PROVIDED DATA: Begin

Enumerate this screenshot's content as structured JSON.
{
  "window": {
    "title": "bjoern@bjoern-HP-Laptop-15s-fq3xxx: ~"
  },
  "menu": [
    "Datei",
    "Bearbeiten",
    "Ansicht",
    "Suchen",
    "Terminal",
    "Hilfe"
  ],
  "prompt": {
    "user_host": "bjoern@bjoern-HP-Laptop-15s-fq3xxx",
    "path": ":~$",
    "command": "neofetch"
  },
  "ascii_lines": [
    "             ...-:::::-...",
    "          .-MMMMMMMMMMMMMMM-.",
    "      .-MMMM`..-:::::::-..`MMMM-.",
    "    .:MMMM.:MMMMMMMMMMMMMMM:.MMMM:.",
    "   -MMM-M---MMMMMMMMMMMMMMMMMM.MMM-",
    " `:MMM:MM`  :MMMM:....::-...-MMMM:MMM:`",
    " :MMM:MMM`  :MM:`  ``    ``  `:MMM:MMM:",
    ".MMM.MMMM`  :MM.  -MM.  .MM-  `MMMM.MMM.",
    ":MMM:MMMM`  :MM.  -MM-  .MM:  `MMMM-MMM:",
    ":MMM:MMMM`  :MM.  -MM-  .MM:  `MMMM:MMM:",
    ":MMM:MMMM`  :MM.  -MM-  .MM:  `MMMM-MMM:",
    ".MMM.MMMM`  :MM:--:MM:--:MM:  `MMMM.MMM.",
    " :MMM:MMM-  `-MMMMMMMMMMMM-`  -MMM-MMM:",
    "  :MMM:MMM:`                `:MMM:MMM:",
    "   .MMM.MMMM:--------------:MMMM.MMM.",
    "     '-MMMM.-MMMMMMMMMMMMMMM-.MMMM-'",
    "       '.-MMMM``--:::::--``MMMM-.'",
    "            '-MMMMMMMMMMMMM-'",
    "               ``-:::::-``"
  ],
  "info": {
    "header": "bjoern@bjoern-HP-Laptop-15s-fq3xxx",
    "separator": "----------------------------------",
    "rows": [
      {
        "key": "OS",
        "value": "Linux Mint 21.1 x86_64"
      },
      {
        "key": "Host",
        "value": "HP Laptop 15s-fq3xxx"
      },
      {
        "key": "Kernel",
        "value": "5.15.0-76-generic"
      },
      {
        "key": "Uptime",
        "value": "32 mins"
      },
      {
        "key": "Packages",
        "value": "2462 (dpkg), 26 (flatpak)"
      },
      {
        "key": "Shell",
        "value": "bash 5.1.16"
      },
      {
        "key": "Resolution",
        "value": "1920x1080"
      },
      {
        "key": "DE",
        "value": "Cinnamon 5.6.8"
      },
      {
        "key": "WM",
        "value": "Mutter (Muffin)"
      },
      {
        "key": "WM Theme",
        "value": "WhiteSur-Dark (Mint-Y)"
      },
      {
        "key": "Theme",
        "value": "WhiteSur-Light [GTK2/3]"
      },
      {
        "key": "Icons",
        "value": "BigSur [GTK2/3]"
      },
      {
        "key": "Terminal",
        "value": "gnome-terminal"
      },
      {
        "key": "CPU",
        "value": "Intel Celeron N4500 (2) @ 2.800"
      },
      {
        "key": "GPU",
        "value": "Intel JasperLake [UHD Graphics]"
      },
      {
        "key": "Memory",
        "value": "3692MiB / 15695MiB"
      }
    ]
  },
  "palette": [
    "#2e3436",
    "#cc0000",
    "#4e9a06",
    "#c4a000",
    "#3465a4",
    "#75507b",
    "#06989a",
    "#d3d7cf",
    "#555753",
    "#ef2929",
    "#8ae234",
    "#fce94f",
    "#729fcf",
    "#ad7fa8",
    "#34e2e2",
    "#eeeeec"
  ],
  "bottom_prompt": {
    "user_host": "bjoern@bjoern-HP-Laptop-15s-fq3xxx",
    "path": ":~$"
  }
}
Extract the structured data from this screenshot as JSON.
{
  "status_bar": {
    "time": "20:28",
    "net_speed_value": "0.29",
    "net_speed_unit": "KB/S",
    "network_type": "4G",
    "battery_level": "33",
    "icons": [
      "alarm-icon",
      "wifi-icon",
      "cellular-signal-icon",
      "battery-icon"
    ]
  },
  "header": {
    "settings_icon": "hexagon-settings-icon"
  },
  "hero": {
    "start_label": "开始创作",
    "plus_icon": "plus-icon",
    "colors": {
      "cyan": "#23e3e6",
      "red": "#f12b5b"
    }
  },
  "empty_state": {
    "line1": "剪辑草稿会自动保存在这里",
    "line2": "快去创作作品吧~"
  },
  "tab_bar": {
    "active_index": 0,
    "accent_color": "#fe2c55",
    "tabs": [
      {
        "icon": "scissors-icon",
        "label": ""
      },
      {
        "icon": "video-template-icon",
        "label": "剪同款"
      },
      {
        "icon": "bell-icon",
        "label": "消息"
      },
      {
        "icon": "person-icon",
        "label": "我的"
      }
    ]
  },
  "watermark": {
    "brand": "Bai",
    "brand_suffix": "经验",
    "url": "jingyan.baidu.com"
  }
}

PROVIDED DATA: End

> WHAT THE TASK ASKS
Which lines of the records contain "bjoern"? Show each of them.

> ANSWER BOX
    "title": "bjoern@bjoern-HP-Laptop-15s-fq3xxx: ~"
    "user_host": "bjoern@bjoern-HP-Laptop-15s-fq3xxx",
    "header": "bjoern@bjoern-HP-Laptop-15s-fq3xxx",
    "user_host": "bjoern@bjoern-HP-Laptop-15s-fq3xxx",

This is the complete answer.